Three Ways To Motivate Yourself Out Of A Writing Slump
We’ve all been there. The days, weeks, and months crawl (or fly!) by but you’re unable to put pen to paper—or fingers to keys. Your book(s) languish away, calling softly for you to return. Even if you want to, you just don’t have the energy.
I get it. And you’re no less of a writer for feeling that way.
Recently, I pulled myself out of a pretty deep writing slump. A year and a half slump, actually. I’d taken a few hard hits on my last round of querying and made excuse after excuse to myself that “I just needed a break.”
Breaks are great. I encourage all writers to take them. But you have to know when a break for preserving inspiration turns to procrastinating so you won’t fail.

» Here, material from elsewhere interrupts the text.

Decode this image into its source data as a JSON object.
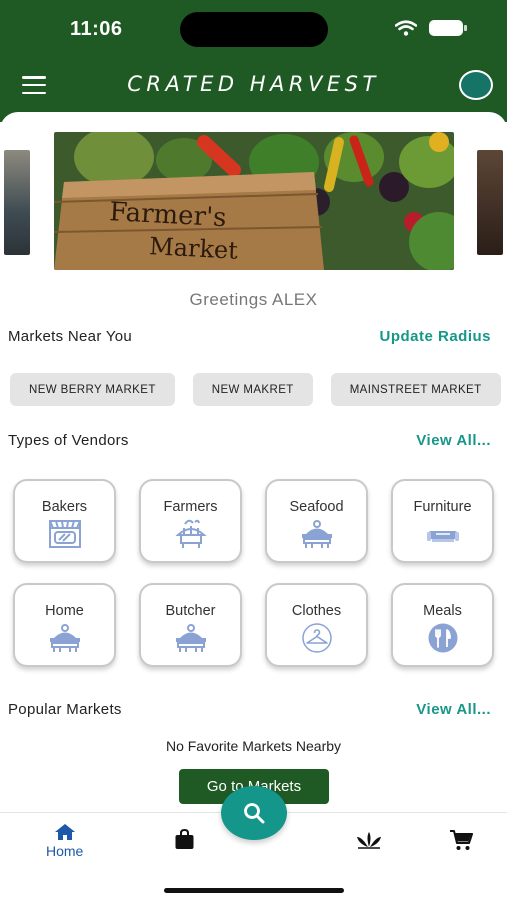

Since my slump, I’ve learned three pretty useful ways to pull myself out of that hole—should I find myself in it again.
1. Talk to people who share your dream
For me, it was my husband and my best friend. For others, it may be a writing group, either in-person or virtual.

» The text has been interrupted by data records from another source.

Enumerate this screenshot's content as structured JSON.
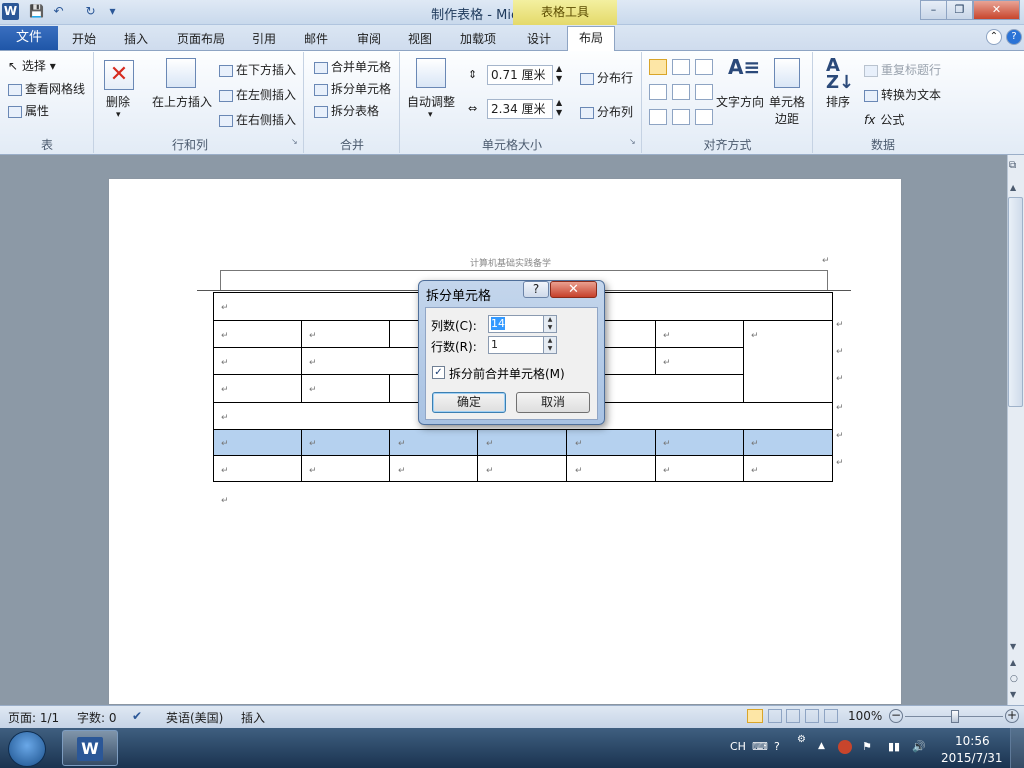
{
  "window": {
    "title": "制作表格 - Microsoft Word",
    "context_tab": "表格工具",
    "app_letter": "W",
    "minimize": "–",
    "restore": "❐",
    "close": "✕"
  },
  "tabs": {
    "file": "文件",
    "items": [
      "开始",
      "插入",
      "页面布局",
      "引用",
      "邮件",
      "审阅",
      "视图",
      "加载项",
      "设计",
      "布局"
    ],
    "help": "?",
    "collapse": "⌃"
  },
  "ribbon": {
    "table_group": {
      "label": "表",
      "select": "选择",
      "gridlines": "查看网格线",
      "properties": "属性"
    },
    "rowcol_group": {
      "label": "行和列",
      "delete": "删除",
      "insert_above": "在上方插入",
      "insert_below": "在下方插入",
      "insert_left": "在左侧插入",
      "insert_right": "在右侧插入"
    },
    "merge_group": {
      "label": "合并",
      "merge": "合并单元格",
      "split": "拆分单元格",
      "split_table": "拆分表格"
    },
    "cellsize_group": {
      "label": "单元格大小",
      "autofit": "自动调整",
      "height": "0.71 厘米",
      "width": "2.34 厘米",
      "dist_rows": "分布行",
      "dist_cols": "分布列"
    },
    "align_group": {
      "label": "对齐方式",
      "text_dir": "文字方向",
      "cell_margin_1": "单元格",
      "cell_margin_2": "边距"
    },
    "data_group": {
      "label": "数据",
      "sort": "排序",
      "repeat_header": "重复标题行",
      "convert": "转换为文本",
      "formula": "公式"
    }
  },
  "document": {
    "header_text": "计算机基础实践备学",
    "para_mark": "↵"
  },
  "dialog": {
    "title": "拆分单元格",
    "help": "?",
    "close": "✕",
    "cols_label": "列数(C):",
    "cols_value": "14",
    "rows_label": "行数(R):",
    "rows_value": "1",
    "merge_label": "拆分前合并单元格(M)",
    "merge_checked": true,
    "ok": "确定",
    "cancel": "取消"
  },
  "statusbar": {
    "page": "页面: 1/1",
    "words": "字数: 0",
    "language": "英语(美国)",
    "mode": "插入",
    "zoom": "100%"
  },
  "taskbar": {
    "ime": "CH",
    "time": "10:56",
    "date": "2015/7/31"
  }
}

One day, my husband directly asked me, “Why did you stop writing? Are you giving up on that dream?”
Oof. That was the moment a flip switched in my brain. I didn’t realize that’s what I was doing. While I watched yet another Netflix Original or played phone games on the couch until 1 a.m., I wasn’t aware of my dream slowing slipping away. I didn’t realize that every moment I wasted with things that didn’t bring me joy also wasted the time I could have dedicated to writing and honing my craft.
Talking with my best friend, who is also a writer, began to motivate me. Hearing her ideas about her stories made me excited about my own and propelled me to restart.

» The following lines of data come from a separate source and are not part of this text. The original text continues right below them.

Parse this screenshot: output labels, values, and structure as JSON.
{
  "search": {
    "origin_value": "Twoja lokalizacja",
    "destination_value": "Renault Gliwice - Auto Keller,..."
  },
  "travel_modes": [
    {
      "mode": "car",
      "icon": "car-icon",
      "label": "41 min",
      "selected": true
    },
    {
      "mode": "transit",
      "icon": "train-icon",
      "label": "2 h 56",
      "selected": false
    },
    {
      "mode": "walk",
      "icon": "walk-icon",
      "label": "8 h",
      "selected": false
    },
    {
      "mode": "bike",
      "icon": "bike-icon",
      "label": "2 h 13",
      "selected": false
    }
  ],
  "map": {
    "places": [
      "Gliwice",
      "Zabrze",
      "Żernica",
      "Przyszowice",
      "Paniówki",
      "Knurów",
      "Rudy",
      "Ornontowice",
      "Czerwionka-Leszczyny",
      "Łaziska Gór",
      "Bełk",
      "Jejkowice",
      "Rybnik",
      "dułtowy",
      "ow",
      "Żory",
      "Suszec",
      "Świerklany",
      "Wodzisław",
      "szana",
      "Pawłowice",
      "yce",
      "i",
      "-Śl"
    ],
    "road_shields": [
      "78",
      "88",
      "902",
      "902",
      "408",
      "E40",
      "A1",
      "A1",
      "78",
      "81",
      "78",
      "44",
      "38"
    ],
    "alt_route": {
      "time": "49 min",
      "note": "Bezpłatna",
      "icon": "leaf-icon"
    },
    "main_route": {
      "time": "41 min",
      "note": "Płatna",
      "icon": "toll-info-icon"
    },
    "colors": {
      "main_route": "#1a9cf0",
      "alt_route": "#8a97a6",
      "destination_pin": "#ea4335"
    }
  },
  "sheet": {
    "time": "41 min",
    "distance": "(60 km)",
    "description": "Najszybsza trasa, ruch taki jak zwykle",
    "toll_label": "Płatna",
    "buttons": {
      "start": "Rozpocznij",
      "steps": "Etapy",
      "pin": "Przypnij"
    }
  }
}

2. Get feedback on your work
After 30+ rejections on a book I was really proud of, I saw myself as a complete failure. I’m a person who ties my personal worth to my accomplishments, so it was a pretty painful blow. My brain told me, “As long as we don’t write, we won’t fail anymore!”
You know that uber-famous Wayne Gretzky quote? “You’ll always miss 100 percent of the shots you don’t take”? I forgot about that one. My husband cited all the authors who failed dozens or hundreds of times, but all I could focus on were the 30-odd emails in my inbox saying I wasn’t good enough.
The thing that pulled me out of that spiral was feedback from a good friend on my story. For the first time in a long time, I could see the good in my story again. It gave me the confidence I needed to restart revisions and reignite my passion.
My husband is in his fourth year of medical school and training to becoming a psychiatrist—so you can imagine we have a fair number of conversations about how our thought processes affect our actions.
He’s helped me learn how to self-reflect a lot over the last year, and what I’ve learned isn’t something I could hear and accept from anyone else.
- I chose to stop writing.
- I am not a failure as a person, or a writer, because I don’t have an agent yet.
- The jealousy I feel for other writers online comes from my own insecurities of not reaching my goals.
- I can and will succeed as long as I keep trying.
Who knew that giving consistent effort to something you care about will result in something great?
At this point, I’m just a few chapters into revisions—but I have a renewed sense of purpose, passion, and excitement for the book. In a way, my slump was like a hard reset; it helped me gain distance and see the ways I could improve. But being away from my characters, and my dream, for that long isn’t something I want to do again.
If you’re feeling at the bottom of your barrel and need someone to help pull you out, head on over to Instagram and shoot me a DM at @iamgirlofwords. I’ve been there and would love to help!